Stavro notes that his company’s range of non-GMO and organic frying oils are functional alternatives for tortilla chip makers who aim to meet consumers’ tightening standards for “clean.” He calls out Bunge’s non-GMO high-oleic sunflower oil as “a great oil choice that’s also high in stability for longer-lasting quality.”

Returning to plant-based ingredients, Ricardo Rodriguez remains bullish on their future in tortilla chips, noting that Ingredion has curated a catalog of ingredients that nudge the plant-based trend to its next stage of development, including pulse-based flours, protein concentrates, and protein isolates.

Keyla Rodriguez calls attention to the role that traditional corn masa flour plays in tortilla chips of all varieties. “It has a big impact on the finished product,” she emphasizes. Cargill’s sustainable masa flour starts with high-quality white and yellow corn grown in the American Midwest, which undergoes a proprietary dry-milling process that she says is more sustainable than traditional wet milling. The process uses 80 percent less water than conventional methods and allows Cargill to tailor the flour to customers’ flavor, texture, color, and shape functionality needs.

And meeting those needs is no small matter, continues Keyla Rodriguez, because today’s tortilla chip fans simply want more. “The idea of the ‘adventurous consumer’ is apparent in the tortilla chip space, as shoppers embrace different flavor profiles and unique textures,” she says. “Additionally, consumers keep searching for chips with a texture that resembles restaurant chips to dip in salsas.”

Ricardo Rodriguez predicts that “differentiated textures and customized eating experiences” will influence tortilla chip development going forward. Again citing proprietary Ingredion research, he notes that 79 percent of consumers chose crispiness as the top textural attribute in tortilla chips, with crunchiness following at 72 percent. More than half—54 percent—of consumers also lodged a preference for thinner tortilla chips.

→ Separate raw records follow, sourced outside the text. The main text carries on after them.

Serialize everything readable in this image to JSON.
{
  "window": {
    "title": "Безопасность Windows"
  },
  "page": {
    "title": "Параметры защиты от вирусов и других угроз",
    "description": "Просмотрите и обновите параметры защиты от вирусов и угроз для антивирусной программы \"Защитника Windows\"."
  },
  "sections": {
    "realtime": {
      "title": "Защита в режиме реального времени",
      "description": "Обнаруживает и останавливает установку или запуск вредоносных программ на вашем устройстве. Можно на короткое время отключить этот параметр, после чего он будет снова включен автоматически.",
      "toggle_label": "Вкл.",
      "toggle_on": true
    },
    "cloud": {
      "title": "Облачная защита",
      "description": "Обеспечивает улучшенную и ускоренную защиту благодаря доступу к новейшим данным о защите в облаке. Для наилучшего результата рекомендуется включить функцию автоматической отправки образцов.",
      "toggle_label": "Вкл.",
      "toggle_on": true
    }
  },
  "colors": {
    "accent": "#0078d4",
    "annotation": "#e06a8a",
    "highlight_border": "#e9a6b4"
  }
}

“Choosing the right ingredients can help formulators meet these textural trends,” says Ricardo Rodriguez. The texturizers in Ingredion’s PRECISA Crip line produce crispy, crunchy, or “completely new textures,” he notes, also enabling the creation of snacks with optimal expansion and reduced breakage. “In processing,” he adds, “the texturizers produce doughs that are more cohesive and easier to sheet, while managing hydration and stickiness.” The ingredients are even available from sources like tapioca and potato.

That’s hardly your basic tortilla chip, but it’s definitely something that consumers can dip into going forward.